fray (frays, present participle fraying; past and past participle frayed)
- (ambitransitive) To (cause to) unravel; used particularly for the edge of something made of cloth, or the end of a rope.
- The ribbon frayed at the cut end.
- (intransitive, figuratively) To cause exhaustion, wear out (a person's mental strength).
- The hectic day ended in frayed nerves. (Metaphorical use; nerves are visualised as strings)
- (transitive, archaic) frighten; alarm
- 1611, The Holy Bible, […] (King James Version), imprinted at London: By Robert Barker, […], OCLC 964384981 ↗, Jeremiah 7:33 ↗:
- And the carcases of this people shall be meat for the fowls of the heaven, and for the beasts of the earth; and none shall fray them away.
- 1662, Henry More, An Antidote Against Atheism, Book II, A Collection of Several Philosophical Writings of Dr. Henry More, p. 63:
- "Besides, all the wit and Philosophy in the world can never demonstrate, that the killing and slaughtering of a Beast is anymore then the striking of a Bush where a Bird's Nest is, where you fray away the Bird, and then seize upon the empty Nest."
- What frays ye, that were wont to comfort me affrayed?
- (transitive) To bear the expense of; to defray.
- The charge of my most curious and costly ingredients frayed, I shall acknowledge myself amply satisfied.

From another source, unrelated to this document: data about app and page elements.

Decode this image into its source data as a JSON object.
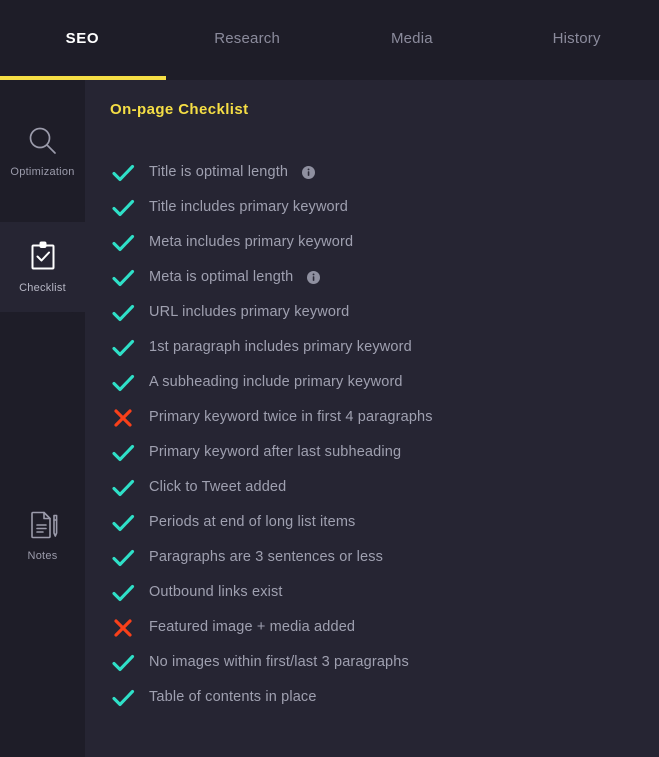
{
  "tabs": [
    {
      "label": "SEO",
      "active": true
    },
    {
      "label": "Research",
      "active": false
    },
    {
      "label": "Media",
      "active": false
    },
    {
      "label": "History",
      "active": false
    }
  ],
  "sidebar": {
    "items": [
      {
        "label": "Optimization",
        "icon": "magnifier-icon",
        "active": false
      },
      {
        "label": "Checklist",
        "icon": "clipboard-check-icon",
        "active": true
      },
      {
        "label": "Notes",
        "icon": "document-pen-icon",
        "active": false
      }
    ]
  },
  "main": {
    "title": "On-page Checklist",
    "items": [
      {
        "label": "Title is optimal length",
        "status": "pass",
        "info": true
      },
      {
        "label": "Title includes primary keyword",
        "status": "pass",
        "info": false
      },
      {
        "label": "Meta includes primary keyword",
        "status": "pass",
        "info": false
      },
      {
        "label": "Meta is optimal length",
        "status": "pass",
        "info": true
      },
      {
        "label": "URL includes primary keyword",
        "status": "pass",
        "info": false
      },
      {
        "label": "1st paragraph includes primary keyword",
        "status": "pass",
        "info": false
      },
      {
        "label": "A subheading include primary keyword",
        "status": "pass",
        "info": false
      },
      {
        "label": "Primary keyword twice in first 4 paragraphs",
        "status": "fail",
        "info": false
      },
      {
        "label": "Primary keyword after last subheading",
        "status": "pass",
        "info": false
      },
      {
        "label": "Click to Tweet added",
        "status": "pass",
        "info": false
      },
      {
        "label": "Periods at end of long list items",
        "status": "pass",
        "info": false
      },
      {
        "label": "Paragraphs are 3 sentences or less",
        "status": "pass",
        "info": false
      },
      {
        "label": "Outbound links exist",
        "status": "pass",
        "info": false
      },
      {
        "label": "Featured image + media added",
        "status": "fail",
        "info": false
      },
      {
        "label": "No images within first/last 3 paragraphs",
        "status": "pass",
        "info": false
      },
      {
        "label": "Table of contents in place",
        "status": "pass",
        "info": false
      }
    ]
  },
  "colors": {
    "window_background": "#1e1d28",
    "panel_background": "#262533",
    "accent_yellow": "#f5de45",
    "pass_teal": "#2fe0c8",
    "fail_orange": "#f9401a",
    "text_muted": "#9fa0b0",
    "text_active": "#ffffff"
  }
}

- (intransitive) To rub.
- Spanish: costear
fray (plural frays)
- A fight or argument
- Though they did not know the reason for the dispute, they did not hesitate to leap into the fray.
- c. 1591–1595, William Shakespeare, “The Tragedie of Romeo and Ivliet”, in Mr. William Shakespeares Comedies, Histories, & Tragedies: Published According to the True Originall Copies (First Folio), London: Printed by Isaac Iaggard, and Ed[ward] Blount, published 1623, OCLC 606515358 ↗, [Act III, scene i]:
- Who began this bloody fray?
- (archaic) Fright.
- French: bagarre, combat
- German: Schlacht, Schlägerei, Auseinandersetzung, Prügelei, Rauferei, Kampf, Prügelei, Rauferei, Getümmel
- Italian: agone, baruffa, mischia
- Portuguese: refrega, briga
- Russian: дра́ка
- Spanish: combate, riña, batalla